Three pastiches seemed to be just "so-so" for various reasons: "The Case of the Borderland Dandelions" by Howard Engel is stylistically good but has a puzzle that is easy to solve and overlooks a simple way Holmes could have confirmed one of his surmises instead of relying on a bluff to get a confession; "A Hansom for Mr. Holmes" by Gillian Linscott is skillfully and amusingly narrated by a hansom cab driver but has a very weak plot; and "The Adventure of the Arabian Knight" by Loren D. Estleman brings Sir Richard Burton to Holmes's doorstep with a rather lame problem involving King Tut, which is "solved" when Holmes and Watson commit armed robbery in broad daylight. All of these have serious quality-control problems, and their good elements are undercut by weak or faulty ones.
Two more pastiches struck me as "poor," and three others seemed downright "terrible." Quite disappointing were Edward D. Hoch's "The Adventure of the Anonymous Author" and Carolyn Wheat's "The Remarkable Worm." Hoch's story has a weak opening puzzle, an improbable killing that occurs near the end, and a very weak solution to the new problem of helping the killer. Wheat's story is framed with silly material pertaining to Watson's vanity, while its main plot is resolved by Holmes and Watson committing a serious crime in order to gather evidence. Even worse than these are "The Siren of Sennen Cove" by Peter Tremayne, "The Case of the Bloodless Sock" by Anne Perry, and "Darkest Gold" by L. B. Greenwood. Tremayne's story is weak in style, grammar, punctuation, and plot premises, has an easily solved puzzle, is inconsistent about the weather and the danger to Holmes and Watson, and is resolved by Watson's improbably good marksmanship. Perry's story is filled with stylistic errors, makes a mockery of the idea that Prof. Moriarty is an intelligent and dangerous adversary, and is strung on a plot that relies entirely on the implausible inattentiveness of everyone responsible for the care of a child. Greenwood's story totally lacks any puzzle for Holmes or readers to solve, involves Holmes (in disguise) in a journey through the Congo (with Watson, in disguise, following him), and is resolved not by Holmes or even Watson but by the actions of Pygmies and the wife of the man that Holmes was accompanying.
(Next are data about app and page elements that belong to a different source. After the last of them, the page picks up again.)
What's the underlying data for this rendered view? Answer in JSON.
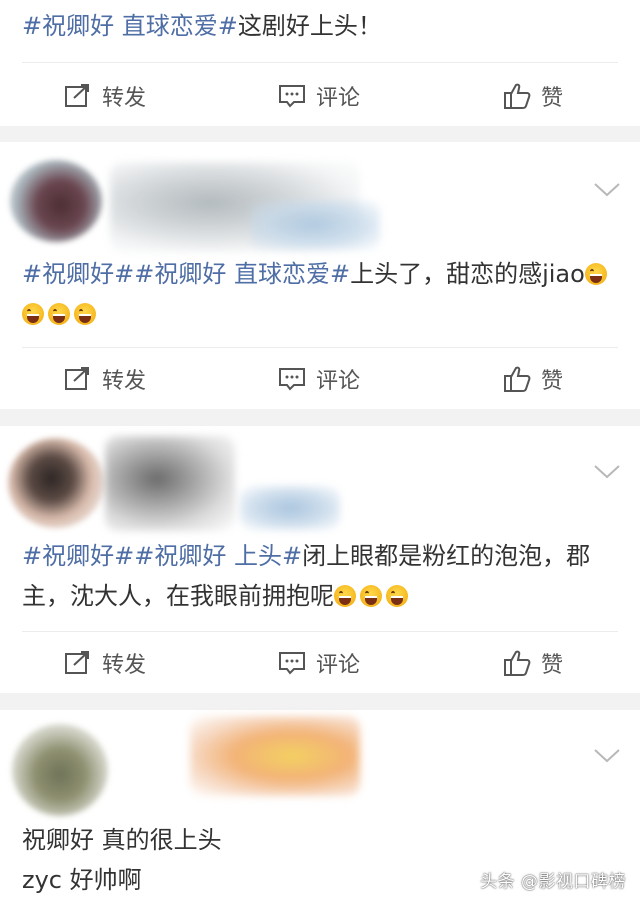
{
  "actions": {
    "forward": "转发",
    "comment": "评论",
    "like": "赞"
  },
  "post1": {
    "tag": "#祝卿好 直球恋爱#",
    "text": "这剧好上头！"
  },
  "post2": {
    "tag1": "#祝卿好#",
    "tag2": "#祝卿好 直球恋爱#",
    "text": "上头了，甜恋的感jiao"
  },
  "post3": {
    "tag1": "#祝卿好#",
    "tag2": "#祝卿好 上头#",
    "text": "闭上眼都是粉红的泡泡，郡主，沈大人，在我眼前拥抱呢"
  },
  "post4": {
    "line1": "祝卿好 真的很上头",
    "line2": "zyc 好帅啊"
  },
  "watermark": "头条 @影视口碑榜",
  "colors": {
    "tag": "#4e6ea5",
    "text": "#333333",
    "background": "#f2f2f2"
  },
  "icons": [
    "forward-icon",
    "comment-icon",
    "like-icon",
    "chevron-down-icon",
    "laugh-emoji"
  ]
}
Aside from the unevenness of the quality of the selections, there are traces of carelessness in the production of the book. Its copyright page erroneously attributes Linscott's story to Crider, and proofreading of the texts has been cursory: a few spelling and grammatical errors occur, as well as a large number of punctuation errors.